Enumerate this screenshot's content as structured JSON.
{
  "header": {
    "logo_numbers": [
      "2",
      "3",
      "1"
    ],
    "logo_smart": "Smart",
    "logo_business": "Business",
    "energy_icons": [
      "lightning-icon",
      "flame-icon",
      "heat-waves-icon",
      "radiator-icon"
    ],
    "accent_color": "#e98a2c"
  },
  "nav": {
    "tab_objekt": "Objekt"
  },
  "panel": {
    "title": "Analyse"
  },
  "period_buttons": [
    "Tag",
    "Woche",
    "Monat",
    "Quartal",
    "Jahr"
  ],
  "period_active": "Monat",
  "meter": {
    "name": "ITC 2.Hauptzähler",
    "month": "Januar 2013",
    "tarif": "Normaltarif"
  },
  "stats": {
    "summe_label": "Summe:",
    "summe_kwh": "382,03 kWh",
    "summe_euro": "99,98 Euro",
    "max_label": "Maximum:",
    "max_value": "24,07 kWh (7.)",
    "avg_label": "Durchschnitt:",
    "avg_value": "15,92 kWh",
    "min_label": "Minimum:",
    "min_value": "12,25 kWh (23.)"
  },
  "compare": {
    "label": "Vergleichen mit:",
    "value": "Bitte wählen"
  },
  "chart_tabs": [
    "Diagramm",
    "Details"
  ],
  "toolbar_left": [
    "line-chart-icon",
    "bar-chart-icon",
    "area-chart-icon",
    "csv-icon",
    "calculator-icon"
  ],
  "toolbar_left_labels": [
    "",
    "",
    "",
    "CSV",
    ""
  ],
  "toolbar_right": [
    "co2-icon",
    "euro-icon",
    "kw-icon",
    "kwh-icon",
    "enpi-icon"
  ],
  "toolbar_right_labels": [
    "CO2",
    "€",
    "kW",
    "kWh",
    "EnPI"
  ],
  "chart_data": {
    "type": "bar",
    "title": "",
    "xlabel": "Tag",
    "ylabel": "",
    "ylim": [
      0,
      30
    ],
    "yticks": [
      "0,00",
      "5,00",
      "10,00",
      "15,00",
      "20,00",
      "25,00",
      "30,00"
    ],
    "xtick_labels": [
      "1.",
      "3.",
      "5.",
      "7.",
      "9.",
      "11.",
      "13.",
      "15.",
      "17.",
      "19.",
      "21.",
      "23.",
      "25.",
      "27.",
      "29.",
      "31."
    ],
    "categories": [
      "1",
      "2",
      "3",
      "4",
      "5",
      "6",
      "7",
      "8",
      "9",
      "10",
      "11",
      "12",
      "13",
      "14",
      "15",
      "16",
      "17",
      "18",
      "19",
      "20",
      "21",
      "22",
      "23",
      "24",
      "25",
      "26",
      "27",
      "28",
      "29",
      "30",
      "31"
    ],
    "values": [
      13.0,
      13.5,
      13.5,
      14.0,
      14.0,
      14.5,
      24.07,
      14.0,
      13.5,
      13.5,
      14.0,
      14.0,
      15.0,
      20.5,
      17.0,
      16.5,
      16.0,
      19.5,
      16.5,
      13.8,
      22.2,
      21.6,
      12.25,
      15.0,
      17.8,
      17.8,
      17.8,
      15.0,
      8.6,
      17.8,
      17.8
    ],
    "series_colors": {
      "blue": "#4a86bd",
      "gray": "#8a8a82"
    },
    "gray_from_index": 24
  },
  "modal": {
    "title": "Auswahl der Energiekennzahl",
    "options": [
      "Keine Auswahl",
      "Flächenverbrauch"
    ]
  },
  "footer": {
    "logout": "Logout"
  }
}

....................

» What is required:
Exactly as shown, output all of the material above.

» Solution:
Enumerate this screenshot's content as structured JSON.
{
  "header": {
    "logo_numbers": [
      "2",
      "3",
      "1"
    ],
    "logo_smart": "Smart",
    "logo_business": "Business",
    "energy_icons": [
      "lightning-icon",
      "flame-icon",
      "heat-waves-icon",
      "radiator-icon"
    ],
    "accent_color": "#e98a2c"
  },
  "nav": {
    "tab_objekt": "Objekt"
  },
  "panel": {
    "title": "Analyse"
  },
  "period_buttons": [
    "Tag",
    "Woche",
    "Monat",
    "Quartal",
    "Jahr"
  ],
  "period_active": "Monat",
  "meter": {
    "name": "ITC 2.Hauptzähler",
    "month": "Januar 2013",
    "tarif": "Normaltarif"
  },
  "stats": {
    "summe_label": "Summe:",
    "summe_kwh": "382,03 kWh",
    "summe_euro": "99,98 Euro",
    "max_label": "Maximum:",
    "max_value": "24,07 kWh (7.)",
    "avg_label": "Durchschnitt:",
    "avg_value": "15,92 kWh",
    "min_label": "Minimum:",
    "min_value": "12,25 kWh (23.)"
  },
  "compare": {
    "label": "Vergleichen mit:",
    "value": "Bitte wählen"
  },
  "chart_tabs": [
    "Diagramm",
    "Details"
  ],
  "toolbar_left": [
    "line-chart-icon",
    "bar-chart-icon",
    "area-chart-icon",
    "csv-icon",
    "calculator-icon"
  ],
  "toolbar_left_labels": [
    "",
    "",
    "",
    "CSV",
    ""
  ],
  "toolbar_right": [
    "co2-icon",
    "euro-icon",
    "kw-icon",
    "kwh-icon",
    "enpi-icon"
  ],
  "toolbar_right_labels": [
    "CO2",
    "€",
    "kW",
    "kWh",
    "EnPI"
  ],
  "chart_data": {
    "type": "bar",
    "title": "",
    "xlabel": "Tag",
    "ylabel": "",
    "ylim": [
      0,
      30
    ],
    "yticks": [
      "0,00",
      "5,00",
      "10,00",
      "15,00",
      "20,00",
      "25,00",
      "30,00"
    ],
    "xtick_labels": [
      "1.",
      "3.",
      "5.",
      "7.",
      "9.",
      "11.",
      "13.",
      "15.",
      "17.",
      "19.",
      "21.",
      "23.",
      "25.",
      "27.",
      "29.",
      "31."
    ],
    "categories": [
      "1",
      "2",
      "3",
      "4",
      "5",
      "6",
      "7",
      "8",
      "9",
      "10",
      "11",
      "12",
      "13",
      "14",
      "15",
      "16",
      "17",
      "18",
      "19",
      "20",
      "21",
      "22",
      "23",
      "24",
      "25",
      "26",
      "27",
      "28",
      "29",
      "30",
      "31"
    ],
    "values": [
      13.0,
      13.5,
      13.5,
      14.0,
      14.0,
      14.5,
      24.07,
      14.0,
      13.5,
      13.5,
      14.0,
      14.0,
      15.0,
      20.5,
      17.0,
      16.5,
      16.0,
      19.5,
      16.5,
      13.8,
      22.2,
      21.6,
      12.25,
      15.0,
      17.8,
      17.8,
      17.8,
      15.0,
      8.6,
      17.8,
      17.8
    ],
    "series_colors": {
      "blue": "#4a86bd",
      "gray": "#8a8a82"
    },
    "gray_from_index": 24
  },
  "modal": {
    "title": "Auswahl der Energiekennzahl",
    "options": [
      "Keine Auswahl",
      "Flächenverbrauch"
    ]
  },
  "footer": {
    "logout": "Logout"
  }
}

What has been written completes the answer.